Kirk, Optimal control theory: an introduction, PrenticeHall, 1970.
 B.D.O.
Anderson and J.B. Moore, Linear Optimal Control, PrenticeHall, 1971.
 B.D.O. Anderson and J.B. Moore, Optimal
Filtering, PrenticeHall, 1979.
 G.E.
Dullerud and F.G. Paganini, A course in robust control theory, Springer,
2000.
 J.C.
Doyle, B.A. Francis, A.R.Tannenbaum, Feedback Control Theory, 1992.
Prerequisites:
ECSE 6400 (Systems Analysis Techniques) or equivalent.
Course website: http://www.cats.rpi.edu/~wenj/ECSE644S12
Course Objective: This

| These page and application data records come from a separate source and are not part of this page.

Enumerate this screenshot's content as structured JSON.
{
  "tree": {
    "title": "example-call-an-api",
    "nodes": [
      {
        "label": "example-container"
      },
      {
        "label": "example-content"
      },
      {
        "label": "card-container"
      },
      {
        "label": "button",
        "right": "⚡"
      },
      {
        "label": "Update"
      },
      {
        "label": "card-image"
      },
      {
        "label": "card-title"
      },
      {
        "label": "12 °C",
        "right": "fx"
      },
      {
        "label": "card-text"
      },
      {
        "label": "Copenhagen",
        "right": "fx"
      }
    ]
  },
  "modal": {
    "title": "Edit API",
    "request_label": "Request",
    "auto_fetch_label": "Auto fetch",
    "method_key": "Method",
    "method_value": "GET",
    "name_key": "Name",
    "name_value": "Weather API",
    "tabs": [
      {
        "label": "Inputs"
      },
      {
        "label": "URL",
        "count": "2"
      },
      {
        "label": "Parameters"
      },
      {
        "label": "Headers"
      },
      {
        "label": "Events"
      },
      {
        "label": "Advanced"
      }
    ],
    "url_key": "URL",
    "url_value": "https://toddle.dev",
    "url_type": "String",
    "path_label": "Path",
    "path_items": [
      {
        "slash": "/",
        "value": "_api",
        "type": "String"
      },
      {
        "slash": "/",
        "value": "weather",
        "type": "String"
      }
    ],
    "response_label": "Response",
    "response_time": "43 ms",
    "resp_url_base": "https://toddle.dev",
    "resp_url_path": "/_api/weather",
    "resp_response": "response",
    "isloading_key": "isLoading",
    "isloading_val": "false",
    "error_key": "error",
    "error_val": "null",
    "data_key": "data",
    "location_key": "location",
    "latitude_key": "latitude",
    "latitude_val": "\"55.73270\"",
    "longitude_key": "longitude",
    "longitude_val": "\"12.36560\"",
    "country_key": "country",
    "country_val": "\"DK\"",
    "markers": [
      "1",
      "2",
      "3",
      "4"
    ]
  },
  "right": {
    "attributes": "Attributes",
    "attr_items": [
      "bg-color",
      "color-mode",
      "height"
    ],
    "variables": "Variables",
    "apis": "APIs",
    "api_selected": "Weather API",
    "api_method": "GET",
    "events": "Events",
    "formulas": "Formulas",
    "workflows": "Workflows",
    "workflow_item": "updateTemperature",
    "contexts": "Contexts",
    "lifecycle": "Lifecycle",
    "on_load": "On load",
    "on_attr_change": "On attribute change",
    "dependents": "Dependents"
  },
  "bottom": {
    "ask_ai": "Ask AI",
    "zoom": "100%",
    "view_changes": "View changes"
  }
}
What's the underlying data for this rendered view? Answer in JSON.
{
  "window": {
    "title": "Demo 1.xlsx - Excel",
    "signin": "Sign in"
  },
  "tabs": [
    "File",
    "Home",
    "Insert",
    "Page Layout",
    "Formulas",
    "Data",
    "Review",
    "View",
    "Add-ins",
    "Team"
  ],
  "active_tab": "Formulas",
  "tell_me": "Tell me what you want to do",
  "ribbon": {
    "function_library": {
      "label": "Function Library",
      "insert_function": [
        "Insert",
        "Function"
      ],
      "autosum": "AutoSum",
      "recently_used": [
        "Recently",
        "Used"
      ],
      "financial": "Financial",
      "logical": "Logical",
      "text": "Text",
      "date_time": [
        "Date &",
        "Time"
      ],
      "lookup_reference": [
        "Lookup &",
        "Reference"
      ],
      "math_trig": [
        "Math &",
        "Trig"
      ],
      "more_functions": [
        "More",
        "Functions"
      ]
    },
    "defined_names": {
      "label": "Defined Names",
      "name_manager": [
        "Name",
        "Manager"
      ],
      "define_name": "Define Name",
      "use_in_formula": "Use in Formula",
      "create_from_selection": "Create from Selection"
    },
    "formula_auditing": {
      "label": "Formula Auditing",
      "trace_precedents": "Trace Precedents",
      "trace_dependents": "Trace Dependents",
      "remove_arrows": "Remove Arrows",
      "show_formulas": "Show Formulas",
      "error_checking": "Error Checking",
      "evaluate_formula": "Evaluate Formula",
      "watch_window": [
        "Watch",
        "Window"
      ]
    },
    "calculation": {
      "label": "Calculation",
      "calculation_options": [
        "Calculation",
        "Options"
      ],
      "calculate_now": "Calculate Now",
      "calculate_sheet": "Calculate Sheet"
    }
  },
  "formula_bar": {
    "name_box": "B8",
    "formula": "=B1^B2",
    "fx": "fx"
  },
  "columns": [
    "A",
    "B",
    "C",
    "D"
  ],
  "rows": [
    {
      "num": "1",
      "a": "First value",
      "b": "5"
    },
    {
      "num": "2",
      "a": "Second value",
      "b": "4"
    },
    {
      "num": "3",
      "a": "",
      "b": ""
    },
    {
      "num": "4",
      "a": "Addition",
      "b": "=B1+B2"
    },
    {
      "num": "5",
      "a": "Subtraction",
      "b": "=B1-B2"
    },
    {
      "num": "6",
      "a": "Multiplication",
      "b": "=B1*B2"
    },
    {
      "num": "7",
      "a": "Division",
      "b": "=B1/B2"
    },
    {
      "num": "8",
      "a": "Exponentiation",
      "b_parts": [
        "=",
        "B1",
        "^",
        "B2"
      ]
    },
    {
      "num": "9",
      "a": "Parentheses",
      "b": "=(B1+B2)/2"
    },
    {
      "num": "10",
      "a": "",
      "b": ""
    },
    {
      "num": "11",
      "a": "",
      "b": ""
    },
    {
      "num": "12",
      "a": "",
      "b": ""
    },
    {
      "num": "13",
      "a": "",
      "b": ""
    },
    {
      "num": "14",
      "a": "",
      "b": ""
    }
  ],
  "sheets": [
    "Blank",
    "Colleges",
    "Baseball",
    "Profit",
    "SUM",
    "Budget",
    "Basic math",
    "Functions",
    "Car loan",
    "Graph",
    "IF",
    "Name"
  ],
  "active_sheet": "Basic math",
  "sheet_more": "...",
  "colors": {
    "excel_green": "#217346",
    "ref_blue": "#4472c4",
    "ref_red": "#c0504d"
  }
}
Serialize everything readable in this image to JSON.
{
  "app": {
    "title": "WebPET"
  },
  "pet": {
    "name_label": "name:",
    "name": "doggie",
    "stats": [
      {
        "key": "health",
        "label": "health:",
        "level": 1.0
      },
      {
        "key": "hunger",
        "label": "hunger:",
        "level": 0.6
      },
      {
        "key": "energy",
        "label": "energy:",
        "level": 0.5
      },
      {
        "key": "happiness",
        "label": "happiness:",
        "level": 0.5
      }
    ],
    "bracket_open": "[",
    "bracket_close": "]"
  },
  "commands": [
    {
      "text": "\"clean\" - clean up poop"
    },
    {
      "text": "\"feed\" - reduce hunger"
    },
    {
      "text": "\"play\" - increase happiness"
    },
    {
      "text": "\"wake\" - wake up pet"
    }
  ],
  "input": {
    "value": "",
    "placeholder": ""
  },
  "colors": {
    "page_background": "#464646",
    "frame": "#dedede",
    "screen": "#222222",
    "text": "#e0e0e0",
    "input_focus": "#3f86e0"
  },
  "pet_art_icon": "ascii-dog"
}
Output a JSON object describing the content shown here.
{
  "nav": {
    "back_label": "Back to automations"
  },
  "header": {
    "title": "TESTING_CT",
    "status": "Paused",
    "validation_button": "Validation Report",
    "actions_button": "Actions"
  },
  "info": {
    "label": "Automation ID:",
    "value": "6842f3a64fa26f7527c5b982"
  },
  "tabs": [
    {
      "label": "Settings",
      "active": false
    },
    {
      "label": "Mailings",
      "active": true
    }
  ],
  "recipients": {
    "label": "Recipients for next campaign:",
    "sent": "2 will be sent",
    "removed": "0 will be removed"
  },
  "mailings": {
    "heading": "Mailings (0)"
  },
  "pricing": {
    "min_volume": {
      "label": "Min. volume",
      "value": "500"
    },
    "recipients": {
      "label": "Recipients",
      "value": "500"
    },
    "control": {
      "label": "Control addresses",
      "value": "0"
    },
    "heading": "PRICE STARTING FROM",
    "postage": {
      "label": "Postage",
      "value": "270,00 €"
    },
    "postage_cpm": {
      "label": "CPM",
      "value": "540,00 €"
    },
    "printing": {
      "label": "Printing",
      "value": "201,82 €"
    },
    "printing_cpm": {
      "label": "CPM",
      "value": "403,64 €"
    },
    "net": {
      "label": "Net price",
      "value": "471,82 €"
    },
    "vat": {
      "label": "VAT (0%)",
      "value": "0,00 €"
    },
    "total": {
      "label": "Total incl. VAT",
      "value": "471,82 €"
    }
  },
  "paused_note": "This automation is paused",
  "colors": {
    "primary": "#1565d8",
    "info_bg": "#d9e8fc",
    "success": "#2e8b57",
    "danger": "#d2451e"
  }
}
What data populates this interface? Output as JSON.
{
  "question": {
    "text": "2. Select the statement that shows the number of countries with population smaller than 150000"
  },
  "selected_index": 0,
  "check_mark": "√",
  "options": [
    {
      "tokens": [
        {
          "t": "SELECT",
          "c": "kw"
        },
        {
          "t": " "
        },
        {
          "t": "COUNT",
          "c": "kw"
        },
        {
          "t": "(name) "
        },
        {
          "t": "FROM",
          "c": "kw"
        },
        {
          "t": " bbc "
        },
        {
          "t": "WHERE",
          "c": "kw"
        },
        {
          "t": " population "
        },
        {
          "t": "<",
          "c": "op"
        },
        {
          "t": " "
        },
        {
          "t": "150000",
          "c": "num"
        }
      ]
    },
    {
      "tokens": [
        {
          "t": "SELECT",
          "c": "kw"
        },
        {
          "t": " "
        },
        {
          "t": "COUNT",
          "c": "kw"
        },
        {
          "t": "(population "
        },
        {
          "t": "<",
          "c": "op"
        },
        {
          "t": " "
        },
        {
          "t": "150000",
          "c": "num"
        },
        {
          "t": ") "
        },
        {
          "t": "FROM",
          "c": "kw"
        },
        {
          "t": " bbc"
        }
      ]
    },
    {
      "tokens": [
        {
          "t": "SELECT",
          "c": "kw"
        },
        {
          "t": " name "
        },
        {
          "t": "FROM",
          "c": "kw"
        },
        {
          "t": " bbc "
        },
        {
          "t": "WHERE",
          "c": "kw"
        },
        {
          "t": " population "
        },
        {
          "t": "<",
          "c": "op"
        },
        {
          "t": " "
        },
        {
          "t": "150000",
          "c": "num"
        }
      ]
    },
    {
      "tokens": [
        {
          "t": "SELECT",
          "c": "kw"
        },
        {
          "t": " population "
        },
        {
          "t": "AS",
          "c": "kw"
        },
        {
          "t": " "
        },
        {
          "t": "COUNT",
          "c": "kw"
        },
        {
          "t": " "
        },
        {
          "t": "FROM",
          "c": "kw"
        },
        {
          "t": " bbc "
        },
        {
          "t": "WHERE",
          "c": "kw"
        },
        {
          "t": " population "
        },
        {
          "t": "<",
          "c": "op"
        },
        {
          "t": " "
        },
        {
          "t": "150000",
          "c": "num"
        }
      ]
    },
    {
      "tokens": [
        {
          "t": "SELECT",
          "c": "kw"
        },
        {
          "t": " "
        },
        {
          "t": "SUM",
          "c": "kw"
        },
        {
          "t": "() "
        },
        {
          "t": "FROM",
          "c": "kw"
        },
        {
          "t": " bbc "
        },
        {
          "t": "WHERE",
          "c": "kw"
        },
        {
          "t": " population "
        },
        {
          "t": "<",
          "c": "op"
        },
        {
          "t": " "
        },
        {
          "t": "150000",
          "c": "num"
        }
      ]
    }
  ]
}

course covers the basic concepts, techniques, and tools related to optimal
control for dynamical systems. Major
topics include calculus of variation, minimum principle, dynamic programming.
Both discrete time systems and continuous times are addressed. Particular consideration is given to
application to multivariable linear time invariant systems in terms of H_{2}
and H_{∞} optimal control.
Learning Outcomes:Students
who complete this course satisfactorily will be able to: (i) formulate
first order optimality condition for calculus of variation and optimal
control problem, (ii) find optimal control by solving for twopoint
boundary value problem, (iii) find otpimal control for linear time
invariant systems by solving the corresponding Riccati equations, (iv)
formulate multiplayer (game theoretic) optimal control problem
Grade Composition:
Homework 
20% 
Midterm 
25% 
Final Exam 
30% 
Project 
25% 
Homework:Homework
will account for 20% of the course grade. Problems will be
assigned roughly in 12 week intervals. The problems are best done
individually in
a professional manner (neatness counts!). Solutions will be
posted shortly after the homework is handed in in class.
Collaboration in the
solution of the homework problems is permitted but individual work must
be handed in and mere copying of the
solution is not allowed. In general, no
late assignments will be accepted. However, extensions may be granted
if a situation arises for which it is warranted. In these instances
the student must request the extension in writing prior to the
assignment due date, stating the reason for the request and the date
the assignment is to be submitted.
Project:
Project will account for 25% of the course grade. Up to two persons may
collaborate on a project, but both must sign a statement describing the
respective contribution. The project report is due at the end of the
semester.
Homework and project may require the use of MATLAB and relevant toolboxes.
Exam:
Midterm
and final exams will both be takehome exames. Absolutely no collaboration is allowed for the takehome exams.
Statement of Academic Integrity
Studentteacher relationships are built on trust. The students must
trust that the instructor has made appropriate decisions about the
structure, content, etc., of the courses they teach, and the
instructors must trust that assignments which students turn in are
their own. Acts which violate this trust undermine the education
process.
The Rensselaer Handbook
defines various forms of Academic Dishonesty and procedures for dealing
with them. All forms are violations of the trust between the students
and instructors. All students should familiarize themselves with this
portion of the Rensselaer Handbook and should note that the
penalties for the various forms of dishonesty can be quite harsh.
Cheating will result in a zero on the associated assignment, and
referral to the Dean of Students for possible additional action.
All cell phones are to be turned off during exams. Cell phone usage
including texting of any kind during and exam will be considered
cheating, and will result in a zero for the exam.